The bottom line – the destruction of the bloodspots proceeded on schedule.
This unfortunate outcome represents an incalculable loss to the research community and, through their work, to the individuals and families who are waiting for breakthrough treatments for diseases. Realizing what a loss this would be if it couldn’t be prevented, an ad hoc coalition came together in January to try to reach a compromise solution and save the bloodspots. Genetic Alliance, a national nonprofit dedicated to advancing health through genetics, for which I serve as Senior Counsel, brought together privacy advocates, University of Texas researchers, prominent Texans, and technology companies that offer online consent management and biospecimen management services, to try to quickly craft a solution whereby the bloodspots could be saved and parents could be offered meaningful consent options. We fashioned a coordinated program involving not only parental consent tools but also public education on the medical advances that could be achieved if parents allowed their children’s blood to be used in research. The coalition was seeking outside philanthropic funding so that the state would bear no additional cost.

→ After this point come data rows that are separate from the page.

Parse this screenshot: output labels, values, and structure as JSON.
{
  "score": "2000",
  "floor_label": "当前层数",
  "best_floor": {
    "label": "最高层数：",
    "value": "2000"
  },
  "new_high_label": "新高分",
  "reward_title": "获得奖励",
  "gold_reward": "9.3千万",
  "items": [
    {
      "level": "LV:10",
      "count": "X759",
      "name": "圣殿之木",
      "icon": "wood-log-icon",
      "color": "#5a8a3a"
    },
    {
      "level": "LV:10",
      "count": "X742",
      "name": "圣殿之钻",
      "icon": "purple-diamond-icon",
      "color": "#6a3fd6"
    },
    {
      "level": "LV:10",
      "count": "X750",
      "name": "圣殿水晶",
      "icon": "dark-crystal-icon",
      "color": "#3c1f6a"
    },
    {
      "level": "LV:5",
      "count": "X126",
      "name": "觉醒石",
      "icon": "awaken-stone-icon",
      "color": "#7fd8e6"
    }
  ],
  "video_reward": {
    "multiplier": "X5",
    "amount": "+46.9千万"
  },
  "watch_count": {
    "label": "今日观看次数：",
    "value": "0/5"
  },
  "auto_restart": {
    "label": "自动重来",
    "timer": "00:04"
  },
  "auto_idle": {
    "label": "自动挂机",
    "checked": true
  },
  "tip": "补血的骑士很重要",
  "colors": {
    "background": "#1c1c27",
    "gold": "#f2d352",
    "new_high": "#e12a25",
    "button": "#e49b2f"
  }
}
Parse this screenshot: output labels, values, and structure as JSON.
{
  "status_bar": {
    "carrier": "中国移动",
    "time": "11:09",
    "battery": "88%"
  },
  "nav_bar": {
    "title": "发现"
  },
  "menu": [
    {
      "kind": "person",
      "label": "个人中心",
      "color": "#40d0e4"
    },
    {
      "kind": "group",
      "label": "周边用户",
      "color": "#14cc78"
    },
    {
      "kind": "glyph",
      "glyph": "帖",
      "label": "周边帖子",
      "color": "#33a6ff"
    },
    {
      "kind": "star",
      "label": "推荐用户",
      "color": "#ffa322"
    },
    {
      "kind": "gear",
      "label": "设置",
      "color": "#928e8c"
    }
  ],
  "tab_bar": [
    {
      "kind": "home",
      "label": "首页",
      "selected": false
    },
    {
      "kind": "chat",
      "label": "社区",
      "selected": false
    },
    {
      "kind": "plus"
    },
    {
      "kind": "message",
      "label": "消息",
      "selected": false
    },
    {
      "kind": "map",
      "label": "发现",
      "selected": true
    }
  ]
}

Somewhat surprisingly, we quickly succeeded in reaching preliminary agreement with the plaintiff’s attorney, who was amenable to amending the settlement to postpone the destruction of the bloodspots if progress was being made on a parental consent mechanism. Our team also had numerous encouraging conversations with key legislators who hoped for such a compromise. DSHS, however, declined to open the settlement and postpone the destruction, citing their concern that any further disruption might jeopardize the viability of the newborn screening program intended to protect babies’ immediate health. We were, frankly, hopeful that we might be able to persuade DHSH to change its mind.

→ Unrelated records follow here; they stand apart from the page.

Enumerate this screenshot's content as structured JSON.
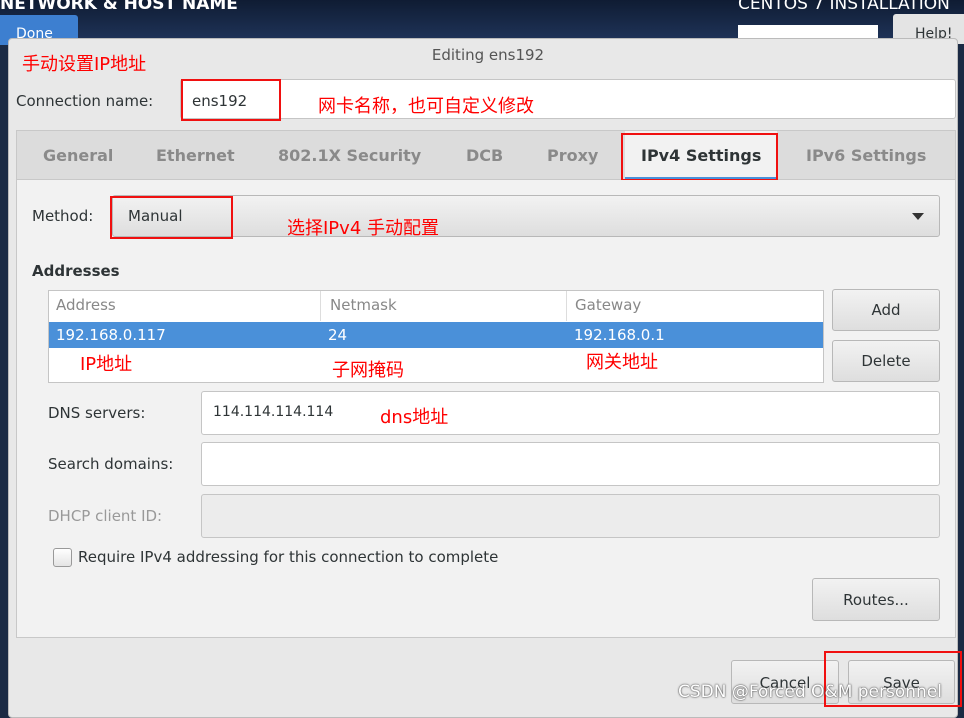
{
  "background": {
    "title": "NETWORK & HOST NAME",
    "installer": "CENTOS 7 INSTALLATION",
    "done_label": "Done",
    "help_label": "Help!"
  },
  "dialog": {
    "title": "Editing ens192",
    "connection_name_label": "Connection name:",
    "connection_name_value": "ens192",
    "tabs": [
      {
        "label": "General"
      },
      {
        "label": "Ethernet"
      },
      {
        "label": "802.1X Security"
      },
      {
        "label": "DCB"
      },
      {
        "label": "Proxy"
      },
      {
        "label": "IPv4 Settings",
        "active": true
      },
      {
        "label": "IPv6 Settings"
      }
    ],
    "method_label": "Method:",
    "method_value": "Manual",
    "addresses_label": "Addresses",
    "table": {
      "columns": [
        "Address",
        "Netmask",
        "Gateway"
      ],
      "rows": [
        [
          "192.168.0.117",
          "24",
          "192.168.0.1"
        ]
      ]
    },
    "add_label": "Add",
    "delete_label": "Delete",
    "dns_label": "DNS servers:",
    "dns_value": "114.114.114.114",
    "search_label": "Search domains:",
    "search_value": "",
    "dhcp_label": "DHCP client ID:",
    "dhcp_value": "",
    "require_label": "Require IPv4 addressing for this connection to complete",
    "require_checked": false,
    "routes_label": "Routes...",
    "cancel_label": "Cancel",
    "save_label": "Save"
  },
  "annotations": {
    "manual_ip": "手动设置IP地址",
    "nic_name": "网卡名称，也可自定义修改",
    "ipv4_manual": "选择IPv4 手动配置",
    "ip": "IP地址",
    "netmask": "子网掩码",
    "gateway": "网关地址",
    "dns": "dns地址",
    "color": "#ff0000"
  },
  "watermark": "CSDN @Forced O&M personnel"
}
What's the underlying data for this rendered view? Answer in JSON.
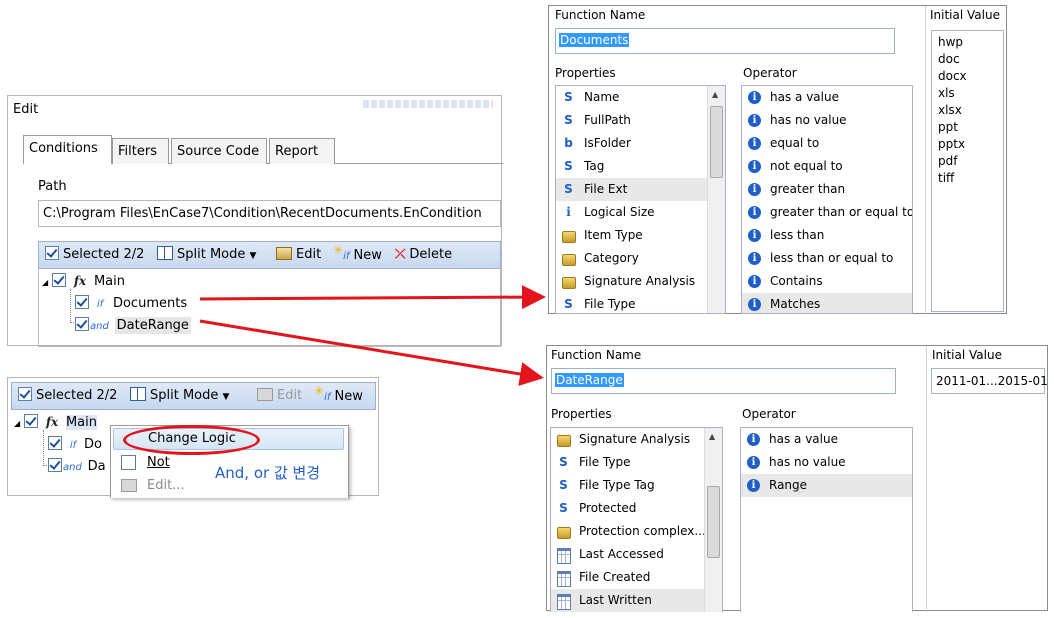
{
  "edit_window": {
    "title": "Edit",
    "tabs": [
      "Conditions",
      "Filters",
      "Source Code",
      "Report"
    ],
    "path_label": "Path",
    "path_value": "C:\\Program Files\\EnCase7\\Condition\\RecentDocuments.EnCondition",
    "toolbar": {
      "selected": "Selected 2/2",
      "split_mode": "Split Mode",
      "edit": "Edit",
      "new": "New",
      "delete": "Delete"
    },
    "tree": {
      "root": "Main",
      "fx": "fx",
      "child1_op": "if",
      "child1": "Documents",
      "child2_op": "and",
      "child2": "DateRange"
    }
  },
  "context_window": {
    "toolbar": {
      "selected": "Selected 2/2",
      "split_mode": "Split Mode",
      "edit": "Edit",
      "new": "New"
    },
    "tree": {
      "root": "Main",
      "fx": "fx",
      "child1_op": "if",
      "child1": "Do",
      "child2_op": "and",
      "child2": "Da"
    },
    "menu": {
      "change_logic": "Change Logic",
      "not": "Not",
      "edit": "Edit..."
    },
    "annotation": "And, or 값 변경"
  },
  "documents_dialog": {
    "function_name_label": "Function Name",
    "function_name_value": "Documents",
    "initial_value_label": "Initial Value",
    "properties_label": "Properties",
    "operator_label": "Operator",
    "properties": [
      {
        "icon": "s",
        "label": "Name"
      },
      {
        "icon": "s",
        "label": "FullPath"
      },
      {
        "icon": "b",
        "label": "IsFolder"
      },
      {
        "icon": "s",
        "label": "Tag"
      },
      {
        "icon": "s",
        "label": "File Ext"
      },
      {
        "icon": "i",
        "label": "Logical Size"
      },
      {
        "icon": "key",
        "label": "Item Type"
      },
      {
        "icon": "key",
        "label": "Category"
      },
      {
        "icon": "key",
        "label": "Signature Analysis"
      },
      {
        "icon": "s",
        "label": "File Type"
      }
    ],
    "operators": [
      "has a value",
      "has no value",
      "equal to",
      "not equal to",
      "greater than",
      "greater than or equal to",
      "less than",
      "less than or equal to",
      "Contains",
      "Matches"
    ],
    "initial_values": [
      "hwp",
      "doc",
      "docx",
      "xls",
      "xlsx",
      "ppt",
      "pptx",
      "pdf",
      "tiff"
    ]
  },
  "daterange_dialog": {
    "function_name_label": "Function Name",
    "function_name_value": "DateRange",
    "initial_value_label": "Initial Value",
    "initial_value": "2011-01...2015-01",
    "properties_label": "Properties",
    "operator_label": "Operator",
    "properties": [
      {
        "icon": "key",
        "label": "Signature Analysis"
      },
      {
        "icon": "s",
        "label": "File Type"
      },
      {
        "icon": "s",
        "label": "File Type Tag"
      },
      {
        "icon": "s",
        "label": "Protected"
      },
      {
        "icon": "key",
        "label": "Protection complex..."
      },
      {
        "icon": "cal",
        "label": "Last Accessed"
      },
      {
        "icon": "cal",
        "label": "File Created"
      },
      {
        "icon": "cal",
        "label": "Last Written"
      }
    ],
    "operators": [
      "has a value",
      "has no value",
      "Range"
    ]
  },
  "colors": {
    "arrow": "#e3141b",
    "highlight_circle": "#e3141b",
    "selection": "#3399ff",
    "annotation": "#1f5fc6"
  }
}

But then the story about 800 bloodspots being sent to the federal forensics database ran online. Even though those samples were de-identified and sending them was thus permissible under privacy and research laws, the uproar that followed poisoned the atmosphere in Texas. Tempers flared, accusations flew, the blogosphere of people suspicious of government exploded, and in the words of state Senator Duell, “if there was any way the bloodspots were going to be saved, the whole thing fell apart at that point.”
What can we learn from this highly unfortunate outcome? Among the lessons is that when angry and anxious parents confront state health departments who are trying to run public health programs, we should not be surprised that the long-term interests of research and scientific advances are ignored altogether. Neither parents who would have wanted their children’s bloodspots to be saved and used in research, nor countless parents who are eagerly waiting for the discovery of tests and treatments for their children’s conditions, had any voice whatsoever in the litigation or the public policy decision-making. Likewise, researchers who could have defended the tremendous medical benefits expected from their research played no part. Decisions were made under pressure and stress that simply did not reflect a broad spectrum of society’s interests. In addition, this sad case reveals that the status quo of widespread public ignorance about newborn screening and residual bloodspot uses has a high potential for erupting into acrimony and ill-advised decisions. Ignoring parents’ desires for more knowledge and decision-making will continue to put these bloodspot biorepositories – a national treasure trove for research advances – at peril. Surely, we can do better than this.